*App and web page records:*
----
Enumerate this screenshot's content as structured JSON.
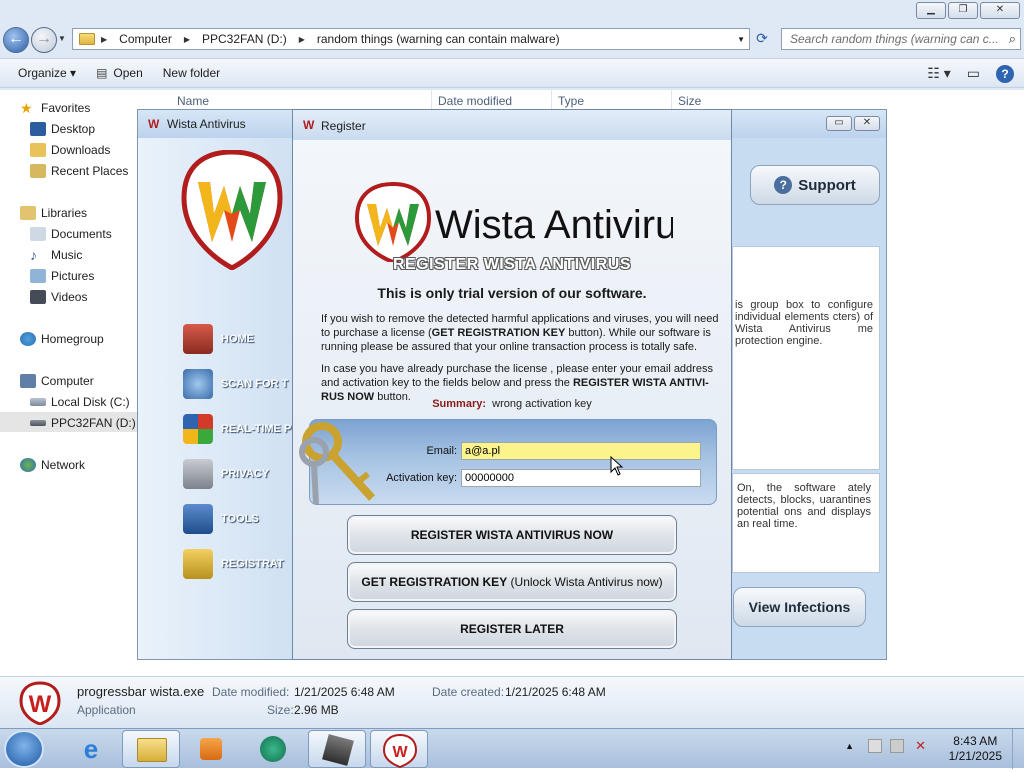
{
  "explorer": {
    "address": {
      "segments": [
        "Computer",
        "PPC32FAN (D:)",
        "random things (warning can contain malware)"
      ]
    },
    "search": {
      "placeholder": "Search random things (warning can c..."
    },
    "toolbar": {
      "organize": "Organize ▾",
      "open": "Open",
      "new_folder": "New folder"
    },
    "columns": {
      "name": "Name",
      "date_modified": "Date modified",
      "type": "Type",
      "size": "Size"
    },
    "nav": {
      "favorites": "Favorites",
      "desktop": "Desktop",
      "downloads": "Downloads",
      "recent_places": "Recent Places",
      "libraries": "Libraries",
      "documents": "Documents",
      "music": "Music",
      "pictures": "Pictures",
      "videos": "Videos",
      "homegroup": "Homegroup",
      "computer": "Computer",
      "local_disk": "Local Disk (C:)",
      "ppc32fan": "PPC32FAN (D:)",
      "network": "Network"
    },
    "details": {
      "filename": "progressbar wista.exe",
      "filetype": "Application",
      "date_modified_label": "Date modified:",
      "date_modified": "1/21/2025 6:48 AM",
      "date_created_label": "Date created:",
      "date_created": "1/21/2025 6:48 AM",
      "size_label": "Size:",
      "size": "2.96 MB"
    }
  },
  "wista": {
    "title": "Wista Antivirus",
    "menu": [
      "HOME",
      "SCAN FOR T",
      "REAL-TIME P",
      "PRIVACY",
      "TOOLS",
      "REGISTRAT"
    ],
    "support": "Support",
    "panel1_text": "is group box to configure individual elements cters) of Wista Antivirus me protection engine.",
    "panel2_text": "On, the software ately detects, blocks, uarantines potential ons and displays an real time.",
    "view_infections": "View Infections"
  },
  "dialog": {
    "title": "Register",
    "brand": "Wista Antivirus",
    "heading": "REGISTER WISTA ANTIVIRUS",
    "trial": "This is only trial version of our software.",
    "para1_a": "If you wish to remove the detected harmful applications and viruses, you will need to purchase a license (",
    "para1_b": "GET REGISTRATION KEY",
    "para1_c": " button). While our software is running please be assured that your online transaction process is totally safe.",
    "para2_a": "In case  you have already purchase the license , please enter your email address and activation key  to the fields below and press the ",
    "para2_b": "REGISTER WISTA ANTIVI-RUS NOW",
    "para2_c": " button.",
    "summary_label": "Summary:",
    "summary_value": "wrong activation key",
    "email_label": "Email:",
    "email_value": "a@a.pl",
    "key_label": "Activation key:",
    "key_value": "00000000",
    "btn_register_now": "REGISTER WISTA ANTIVIRUS NOW",
    "btn_get_key_bold": "GET REGISTRATION KEY",
    "btn_get_key_rest": " (Unlock Wista Antivirus now)",
    "btn_later": "REGISTER LATER"
  },
  "taskbar": {
    "time": "8:43 AM",
    "date": "1/21/2025"
  },
  "colors": {
    "email_highlight": "#fbf48a",
    "summary_label": "#8a1a1a",
    "accent": "#2b5fa8"
  }
}
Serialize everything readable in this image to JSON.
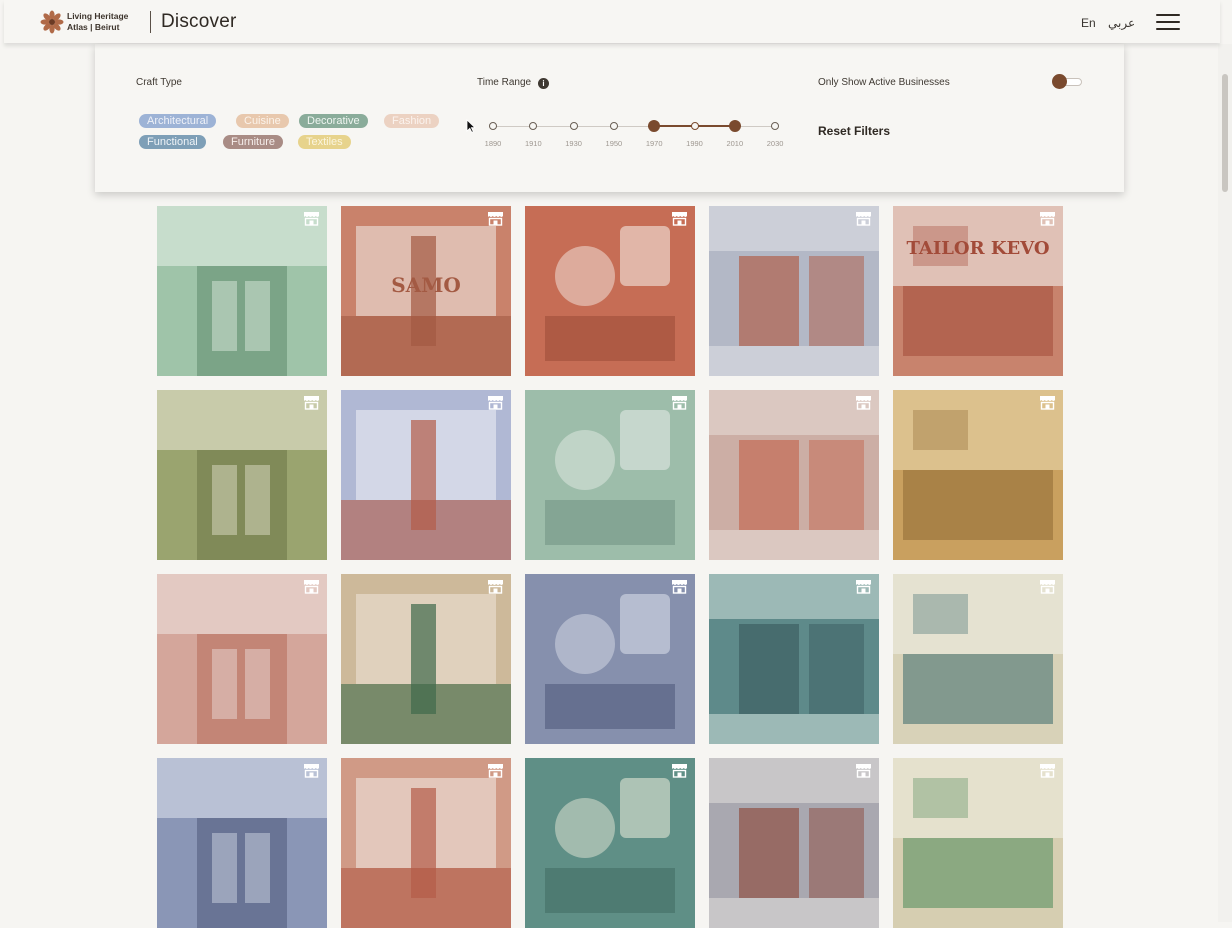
{
  "header": {
    "brand_line1": "Living Heritage",
    "brand_line2": "Atlas | Beirut",
    "title": "Discover",
    "lang_en": "En",
    "lang_ar": "عربي",
    "menu_icon": "hamburger-menu-icon",
    "logo_icon": "atlas-logo-icon"
  },
  "filters": {
    "craft_type_label": "Craft Type",
    "craft_types": [
      {
        "label": "Architectural",
        "color": "#9db3d6",
        "text_color": "#eef1f8"
      },
      {
        "label": "Cuisine",
        "color": "#e8c8ad",
        "text_color": "#fbf3ea"
      },
      {
        "label": "Decorative",
        "color": "#8aac9a",
        "text_color": "#eef5f0"
      },
      {
        "label": "Fashion",
        "color": "#ecd2c2",
        "text_color": "#fbf3ee"
      },
      {
        "label": "Functional",
        "color": "#7e9fb7",
        "text_color": "#eef3f7"
      },
      {
        "label": "Furniture",
        "color": "#a98c85",
        "text_color": "#f6eeeb"
      },
      {
        "label": "Textiles",
        "color": "#e7d38c",
        "text_color": "#fbf5de"
      }
    ],
    "time_range_label": "Time Range",
    "info_icon": "info-icon",
    "years": [
      "1890",
      "1910",
      "1930",
      "1950",
      "1970",
      "1990",
      "2010",
      "2030"
    ],
    "selected_range": [
      "1970",
      "2010"
    ],
    "active_only_label": "Only Show Active Businesses",
    "active_only_on": true,
    "reset_label": "Reset Filters",
    "accent_color": "#7a4a2e"
  },
  "tile_icon": "storefront-icon",
  "tiles": [
    {
      "name": "tile-1",
      "tint": "#9fc4a9",
      "light": "#d9e8dc",
      "dark": "#5d8a6b",
      "text": ""
    },
    {
      "name": "tile-2",
      "tint": "#c9826b",
      "light": "#e6cfc6",
      "dark": "#a35a43",
      "text": "SAMO"
    },
    {
      "name": "tile-3",
      "tint": "#c66d55",
      "light": "#ecd6cc",
      "dark": "#9b4b37",
      "text": ""
    },
    {
      "name": "tile-4",
      "tint": "#b3b8c6",
      "light": "#dcdde4",
      "dark": "#b05a44",
      "text": ""
    },
    {
      "name": "tile-5",
      "tint": "#c8836d",
      "light": "#ece2dd",
      "dark": "#a24b39",
      "text": "TAILOR KEVO"
    },
    {
      "name": "tile-6",
      "tint": "#9aa46f",
      "light": "#dcdcc3",
      "dark": "#6b7446",
      "text": ""
    },
    {
      "name": "tile-7",
      "tint": "#b0b8d4",
      "light": "#dfe2ee",
      "dark": "#b45c48",
      "text": ""
    },
    {
      "name": "tile-8",
      "tint": "#9dbdaa",
      "light": "#d7e3db",
      "dark": "#6f9282",
      "text": ""
    },
    {
      "name": "tile-9",
      "tint": "#ccaea5",
      "light": "#e4d9d4",
      "dark": "#c3664f",
      "text": ""
    },
    {
      "name": "tile-10",
      "tint": "#c9a05f",
      "light": "#e7d3a6",
      "dark": "#8e6a33",
      "text": ""
    },
    {
      "name": "tile-11",
      "tint": "#d4a69b",
      "light": "#e9d8d3",
      "dark": "#b56a58",
      "text": ""
    },
    {
      "name": "tile-12",
      "tint": "#cdb99a",
      "light": "#e6dac8",
      "dark": "#3f6a4b",
      "text": ""
    },
    {
      "name": "tile-13",
      "tint": "#8690ad",
      "light": "#cbd0de",
      "dark": "#4c5679",
      "text": ""
    },
    {
      "name": "tile-14",
      "tint": "#5e8a8a",
      "light": "#c7d8d4",
      "dark": "#3a5c5f",
      "text": ""
    },
    {
      "name": "tile-15",
      "tint": "#d8d2b8",
      "light": "#ecebde",
      "dark": "#3d6a6c",
      "text": ""
    },
    {
      "name": "tile-16",
      "tint": "#8a96b6",
      "light": "#cdd3e2",
      "dark": "#4e5a7a",
      "text": ""
    },
    {
      "name": "tile-17",
      "tint": "#d09a86",
      "light": "#ead6cc",
      "dark": "#b35c48",
      "text": ""
    },
    {
      "name": "tile-18",
      "tint": "#5f8f86",
      "light": "#cfd8c9",
      "dark": "#3f6b62",
      "text": ""
    },
    {
      "name": "tile-19",
      "tint": "#a9a8b0",
      "light": "#dedad8",
      "dark": "#8d4a3d",
      "text": ""
    },
    {
      "name": "tile-20",
      "tint": "#d6ceb1",
      "light": "#ecebdc",
      "dark": "#4f8a5a",
      "text": ""
    }
  ]
}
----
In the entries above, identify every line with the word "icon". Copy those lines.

*Problem solution:*
    "menu_icon": "hamburger-menu-icon",
    "logo_icon": "atlas-logo-icon"
    "info_icon": "info-icon",
  "tile_icon": "storefront-icon",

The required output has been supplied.